The TV sound was mercifully low, and I don't think the vet in the row of chairs behind me was paying much attention. I tuned in somewhat late — after I heard the name Nancy Pelosi — to his conversation with an older man a couple of seats away. You don't hear much about Nancy Pelosi in waiting rooms, generally speaking. I can't give you a full transcript of the remarks that followed, because the vet was speaking quietly and there was a certain level of background noise. Suffice it to say you could probably reconstruct them with a fair degree of accuracy right there at home, using a random sentence generator and the key words "government," "these liberals," "taxes," "no freedom left," and "broke."
My name scrolled presently onto the green-screened monitor listing patients with prescriptions ready for pickup. In the process of standing up and strolling to the plexiglas window, I glanced back to take the measure of this citizen whose fear and loathing of Big Brother had robbed him of whatever sense of irony he may once have possessed. He was a well-built fellow, neatly dressed in a plaid cotton shirt, and looked to be a few years younger than myself. Say 50, give or take.
This was kind of interesting, because a 50-year-old American stands right now at the tipping point of a striking generational divide. Recent polls have shown that Americans under 50 are generally supportive of a wide range of social initiatives, ranging from health care reform and marriage equality to acting to forestall global climate change. Older Americans tend to oppose such things.

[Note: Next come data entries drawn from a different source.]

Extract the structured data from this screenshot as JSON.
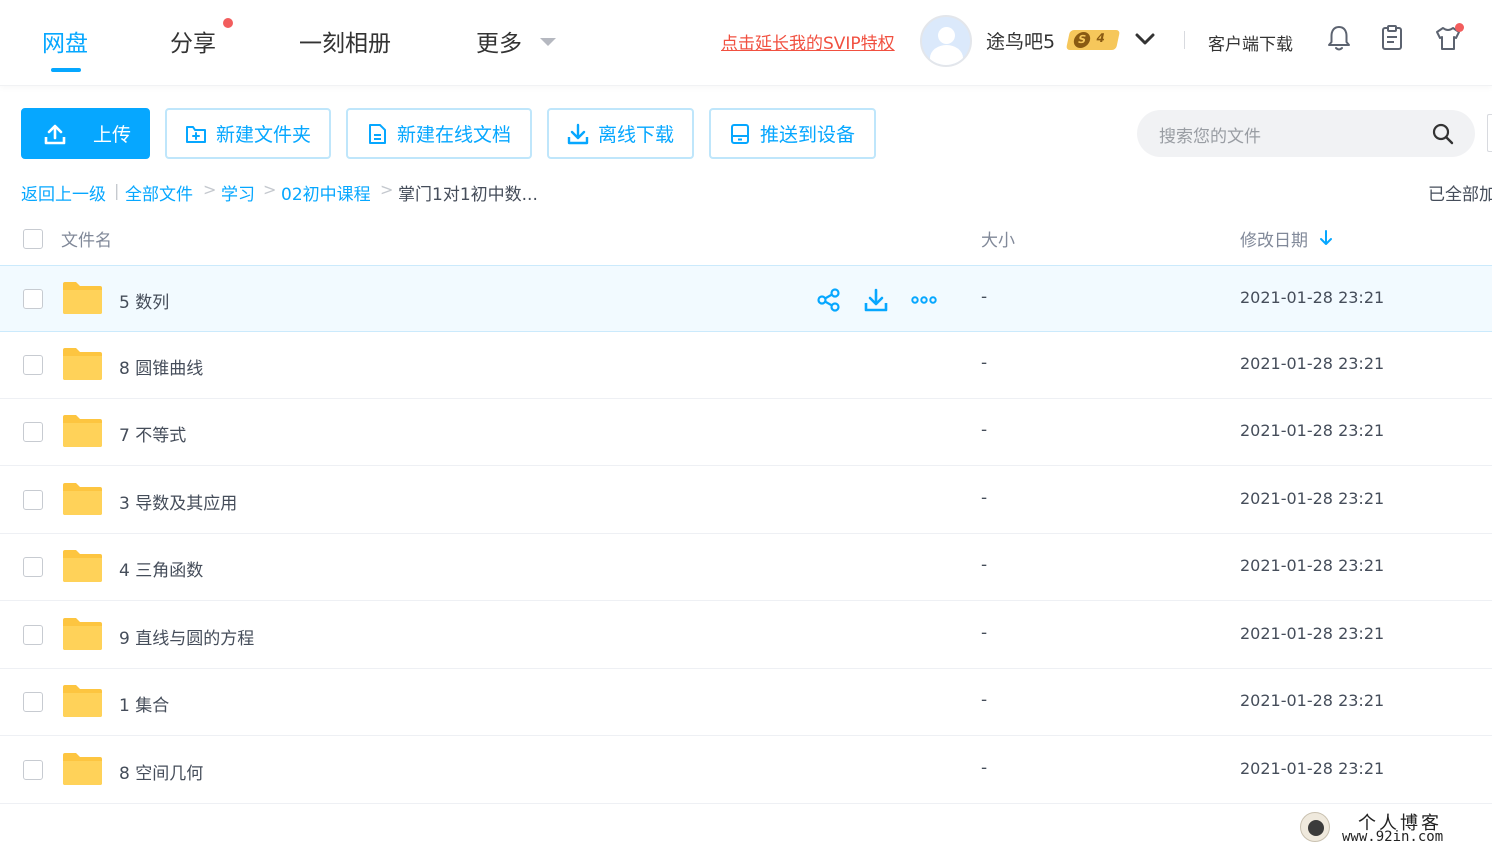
{
  "nav": {
    "tabs": [
      {
        "label": "网盘",
        "active": true
      },
      {
        "label": "分享",
        "badge_dot": true
      },
      {
        "label": "一刻相册"
      },
      {
        "label": "更多",
        "has_dropdown": true
      }
    ],
    "svip_promo": "点击延长我的SVIP特权",
    "user": {
      "name": "途鸟吧5",
      "vip_level": "4",
      "vip_letter": "S"
    },
    "client_download": "客户端下载",
    "icons": [
      "bell-icon",
      "clipboard-icon",
      "tshirt-icon"
    ]
  },
  "toolbar": {
    "upload": "上传",
    "new_folder": "新建文件夹",
    "new_doc": "新建在线文档",
    "offline_download": "离线下载",
    "push_to_device": "推送到设备",
    "search_placeholder": "搜索您的文件"
  },
  "breadcrumb": {
    "back": "返回上一级",
    "divider": "|",
    "path": [
      "全部文件",
      "学习",
      "02初中课程"
    ],
    "current": "掌门1对1初中数...",
    "sep": ">",
    "loaded_status": "已全部加"
  },
  "table": {
    "headers": {
      "name": "文件名",
      "size": "大小",
      "modified": "修改日期"
    },
    "sort": {
      "column": "modified",
      "direction": "desc"
    },
    "rows": [
      {
        "name": "5 数列",
        "size": "-",
        "modified": "2021-01-28 23:21",
        "hovered": true
      },
      {
        "name": "8 圆锥曲线",
        "size": "-",
        "modified": "2021-01-28 23:21"
      },
      {
        "name": "7 不等式",
        "size": "-",
        "modified": "2021-01-28 23:21"
      },
      {
        "name": "3 导数及其应用",
        "size": "-",
        "modified": "2021-01-28 23:21"
      },
      {
        "name": "4 三角函数",
        "size": "-",
        "modified": "2021-01-28 23:21"
      },
      {
        "name": "9 直线与圆的方程",
        "size": "-",
        "modified": "2021-01-28 23:21"
      },
      {
        "name": "1 集合",
        "size": "-",
        "modified": "2021-01-28 23:21"
      },
      {
        "name": "8 空间几何",
        "size": "-",
        "modified": "2021-01-28 23:21"
      }
    ],
    "row_actions": [
      "share-icon",
      "download-icon",
      "more-icon"
    ]
  },
  "watermark": {
    "line1": "个人博客",
    "line2": "www.92in.com"
  },
  "colors": {
    "accent": "#06a7ff",
    "promo": "#f15040",
    "folder": "#fdc540",
    "hover_row": "#f2faff"
  }
}
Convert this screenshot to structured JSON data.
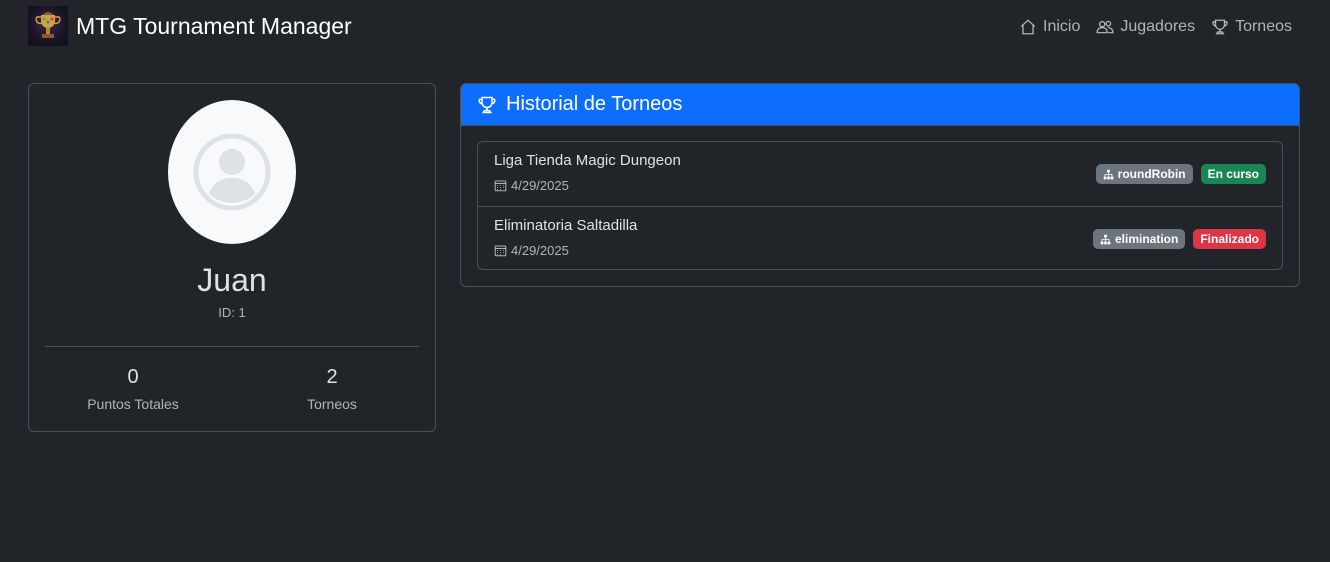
{
  "navbar": {
    "brand_title": "MTG Tournament Manager",
    "logo_icon": "trophy-logo",
    "links": [
      {
        "label": "Inicio",
        "icon": "house-icon"
      },
      {
        "label": "Jugadores",
        "icon": "people-icon"
      },
      {
        "label": "Torneos",
        "icon": "trophy-icon"
      }
    ]
  },
  "profile": {
    "name": "Juan",
    "id_text": "ID: 1",
    "stats": [
      {
        "value": "0",
        "label": "Puntos Totales"
      },
      {
        "value": "2",
        "label": "Torneos"
      }
    ]
  },
  "history": {
    "title": "Historial de Torneos",
    "header_color": "#0d6efd",
    "tournaments": [
      {
        "name": "Liga Tienda Magic Dungeon",
        "date": "4/29/2025",
        "format": "roundRobin",
        "status": "En curso",
        "status_color": "#198754"
      },
      {
        "name": "Eliminatoria Saltadilla",
        "date": "4/29/2025",
        "format": "elimination",
        "status": "Finalizado",
        "status_color": "#dc3545"
      }
    ]
  }
}
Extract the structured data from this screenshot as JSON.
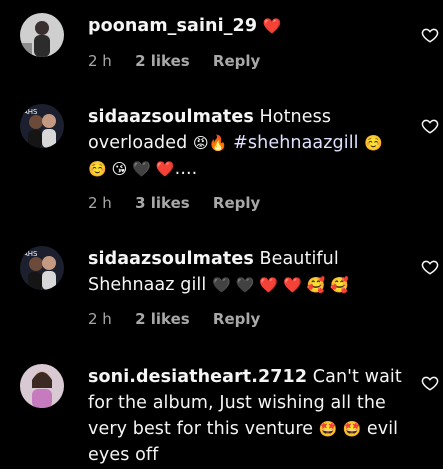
{
  "comments": [
    {
      "username": "poonam_saini_29",
      "text": "",
      "emojis": "❤️",
      "time": "2 h",
      "likes": "2 likes",
      "reply": "Reply"
    },
    {
      "username": "sidaazsoulmates",
      "text_pre": "Hotness overloaded",
      "emojis_a": "😡🔥",
      "hashtag": "#shehnaazgill",
      "emojis_b": "☺️ ☺️ 😘 🖤 ❤️",
      "suffix": "....",
      "time": "2 h",
      "likes": "3 likes",
      "reply": "Reply"
    },
    {
      "username": "sidaazsoulmates",
      "text": "Beautiful Shehnaaz gill",
      "emojis": "🖤 🖤 ❤️ ❤️ 🥰 🥰",
      "time": "2 h",
      "likes": "2 likes",
      "reply": "Reply"
    },
    {
      "username": "soni.desiatheart.2712",
      "text": "Can't wait for the album, Just wishing all the very best for this venture",
      "emojis": "🤩 🤩",
      "text_post": "evil eyes off"
    }
  ],
  "icons": {
    "like": "heart-outline-icon"
  },
  "colors": {
    "background": "#000000",
    "secondary_text": "#a8a8a8",
    "heart": "#ff2d55"
  }
}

But of course statistics of this kind conceal a multitude of particularities. There are no doubt millions of older people who understand that Medicare, for example, is a form of single-payer (i.e. government-run) health care, and that it works pretty well. As do U.S. military medical services and, closer to home, the VA center in Augusta. Which makes it that much harder to fathom the cognitive disconnect involved in railing against the government's intrusion into the realm of health services while, at the same time, voluntarily availing oneself of those very services.
I suppose many vets would say they only go to Togus because they have no other choice. They're self-employed, or their job doesn't provide health benefits, and they can't afford the exorbitant premiums of an individual health plan, or maybe they've been turned down because of some pre-existing medical problem. But that's the whole point of health care reform, isn't it? The idea — the moral imperative, if you will — is to offer help to that huge chunk of the American populace, 46 million and counting, that currently has no health insurance at all.
At Togus that day, there didn't seem any point in getting into all this. A lot of folks simply seem to have their minds made up. But I still hope that common sense, and common decency, will ultimately prevail.